Views from WASHINGTON » Rep. Adam B. Schiff

The House Will Never Again be Silent on the Armenian Genocide

Ever since I was first elected in 2000 to represent our community in Congress, I’ve had the privilege of representing one of the largest Armenian diaspora communities anywhere in the world. And in my many years of working closely with Armenian-Americans, I have been painfully aware of how the issue of the United States’ shameful silence on the Armenian Genocide has been a continuing wound.

For 19 years, I have lobbied my colleagues on both sides of the aisle, introduced bipartisan resolutions, marched and rallied, and implored Presidents of both parties to recognize the Armenian Genocide, only to be told time and time again that now was not the right time, that it was too politically inconvenient to formally recognize the facts of this particular genocide.

On Tuesday, Oct. 29, the House of Representatives finally passed a resolution to commemorate the Armenian Genocide by a vote of 405 to 11, a resounding bipartisan achievement. This vote, long overdue, was one that tens of thousands of Armenian-Americans in our community and millions across the country have for decades worked, struggled and prayed to see. The resolution, which I introduced with Rep. Gus Bilirakis, puts the House of Representatives on record as a body that will not remain silent and ignore the truth.

The facts of the Genocide are horrific and undisputed by historians. Between 1915 and 1923, the Ottoman Empire engaged in a campaign of ethnic cleansing, murdering 1.5 million Armenians and displacing millions more.

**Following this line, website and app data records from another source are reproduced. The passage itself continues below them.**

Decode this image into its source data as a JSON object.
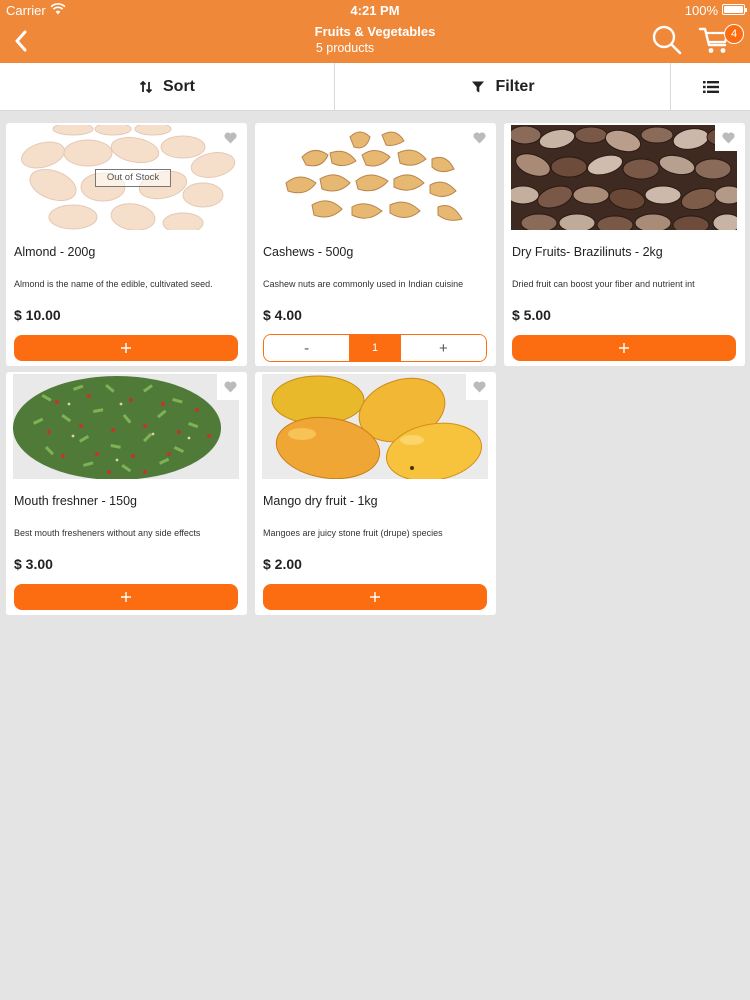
{
  "status_bar": {
    "carrier": "Carrier",
    "time": "4:21 PM",
    "battery": "100%"
  },
  "header": {
    "title": "Fruits & Vegetables",
    "subtitle": "5 products",
    "cart_count": "4",
    "accent_color": "#f0883a",
    "button_color": "#fb6d10"
  },
  "toolbar": {
    "sort_label": "Sort",
    "filter_label": "Filter"
  },
  "products": [
    {
      "name": "Almond - 200g",
      "description": "Almond is the name of the edible, cultivated seed.",
      "price": "$ 10.00",
      "badge": "Out of Stock",
      "image": "almonds"
    },
    {
      "name": "Cashews - 500g",
      "description": "Cashew nuts are commonly used in Indian cuisine",
      "price": "$ 4.00",
      "quantity": "1",
      "stepper_minus": "-",
      "stepper_plus": "+",
      "image": "cashews"
    },
    {
      "name": "Dry Fruits- Brazilinuts - 2kg",
      "description": "Dried fruit can boost your fiber and nutrient int",
      "price": "$ 5.00",
      "image": "brazil-nuts"
    },
    {
      "name": "Mouth freshner - 150g",
      "description": "Best mouth fresheners without any side effects",
      "price": "$ 3.00",
      "image": "mouth-freshener"
    },
    {
      "name": "Mango dry fruit - 1kg",
      "description": "Mangoes are juicy stone fruit (drupe) species",
      "price": "$ 2.00",
      "image": "mangoes"
    }
  ]
}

Many other religious and ethnic minorities in the Ottoman Empire met similar fates, among them the Greeks, Assyrians and Chaldeans.

These brutal truths were recorded by American diplomats serving in the Ottoman Empire at the time, who bore witness in official cables to the annihilation of the Armenian population in the Ottoman Empire. The U.S. ambassador to the Ottoman Empire, Henry Morgenthau, would later recall, “I am confident that the whole history of the human race contains no such horrible episode as this. The great massacres and persecutions of the past seem almost insignificant when compared with the sufferings of the Armenian race in 1915.”

I have sat with survivors of the Genocide in our community, men and women, their numbers dwindling year after year, and heard them recall the destruction of their lives, loss of their homes, and all they had known. As children, they were forced from their homes and saw their families beaten, raped and murdered. They fled across continents and oceans to build lives in this nation, in Armenia, and around the world – with hundreds of thousands settling here in Southern California.

The United States has long been a vocal champion of human rights around the world. We have prided ourselves on standing up to ruthless strongmen and protecting the innocent. It is vital we not waver in our commitment to human rights, and especially so today.

As we see images of terrified Kurdish families in Northern Syria, loading their possessions into cars or carts and fleeing their homes headed to nowhere except away from Turkish bombs and marauding militias, we are reminded of the Armenians from a century ago, and the necessity to protect human rights wherever they are violated.

We cannot pick and choose which crimes against humanity are convenient to speak about. We cannot cloak our support for human rights in euphemisms. We cannot be cowed into silence by a foreign power. What we must do, and what we have done with this historic vote, is state the facts and stand up for justice. While we can never undo the atrocities of the Armenian Genocide, the House has pledged we will never forget, and we will never again be silent.